- Although prices were climbing from 2009 until fairly recently, steel will remain flat until there is an uptick in the general economy that drives demand up and the utilized capacity down.
Utilization of domestically produced steel — which is not the same industry it was 20 years ago — was up to around 90% of capacity in 2008. As the economy soured and demand for contractors and automobiles slumped, it fell to 40% and has since recovered to around 75%.
- Demand for drywall plunged from 35,000 million square feet in 2006 to 17,700 by 2010, along with declines in new residential construction and home remodeling and repairs, which account for 50% and 17.5% of its consumption, respectively.
Imports have fallen to 15% of the supply, down from 27% in 2006, and pricing for jobs has become intensely competitive.
The gypsum industry has been moving to boost prices, without much success, and is hoping to push through a 35% price increase in 2012. Anderson said it is unlikely to stick because the market will continue to be too soft. “When housing recovers, the price will go up,” he said.
- No uptick in the price of cement and concrete is expected in the next year or two.
Residential construction accounts for 25% of the cement and concrete used in the U.S., commercial buildings take an 8% share and streets and highways are responsible for 27%.
The price of cement has been on a fairly consistent downward trail since 2009.
- From 2006 to 2010, copper consumption has declined from 2.1 million metric tons to 1.7 million, and capacity utilization has not yet recovered.
Demand for copper is not very sensitive to price changes; buildings account for 48% of the demand and 21% is used for electrical applications.
Anderson said that construction prices are likely to remain depressed in 2012, but at some point demand for construction jobs will rebound, and the capacity, which has shrunk, won’t be able to meet it.

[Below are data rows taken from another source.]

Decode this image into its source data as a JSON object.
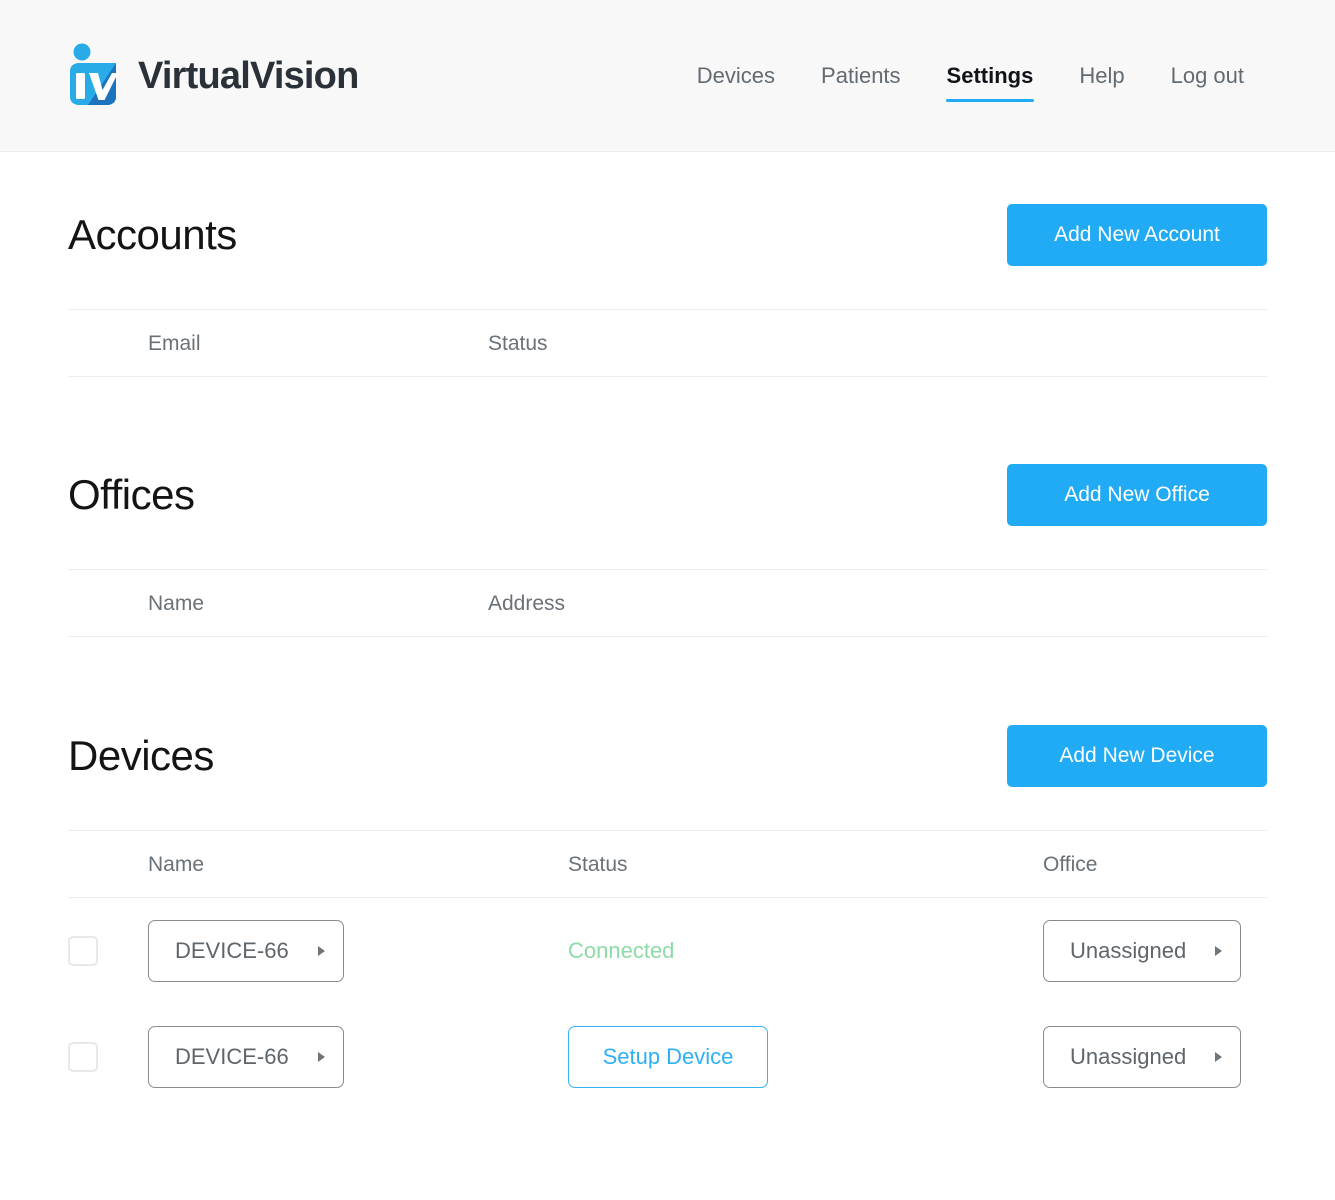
{
  "brand": {
    "name": "VirtualVision",
    "logo_colors": {
      "light": "#29abe8",
      "dark": "#1c75bc",
      "mark": "#ffffff"
    }
  },
  "nav": {
    "items": [
      {
        "label": "Devices",
        "active": false
      },
      {
        "label": "Patients",
        "active": false
      },
      {
        "label": "Settings",
        "active": true
      },
      {
        "label": "Help",
        "active": false
      },
      {
        "label": "Log out",
        "active": false
      }
    ],
    "active_underline_color": "#21abf5"
  },
  "theme": {
    "primary": "#21abf5",
    "header_bg": "#f8f8f8",
    "status_connected": "#8ddba6",
    "text_muted": "#6a7177"
  },
  "sections": {
    "accounts": {
      "title": "Accounts",
      "action_label": "Add New Account",
      "columns": [
        "Email",
        "Status"
      ],
      "rows": []
    },
    "offices": {
      "title": "Offices",
      "action_label": "Add New Office",
      "columns": [
        "Name",
        "Address"
      ],
      "rows": []
    },
    "devices": {
      "title": "Devices",
      "action_label": "Add New Device",
      "columns": [
        "Name",
        "Status",
        "Office"
      ],
      "rows": [
        {
          "selected": false,
          "name": "DEVICE-66",
          "status_type": "text",
          "status": "Connected",
          "office": "Unassigned"
        },
        {
          "selected": false,
          "name": "DEVICE-66",
          "status_type": "button",
          "status": "Setup Device",
          "office": "Unassigned"
        }
      ]
    }
  }
}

Price increases may become evident beyond 2013, when the U.S. construction industry will be growing strongly, he said.
"The 2011 summer of deflating confidence leads into a lackluster year and into a do-nothing presidential election year," Anderson said, leaving industry survivors continuing to hang on.
"A permanent decrease in capacity will sow seeds of future upward price pressure," he predicted.
However, "despite a temporary setback, commodities will face ongoing price increases driven by global demand and scarcity," he said.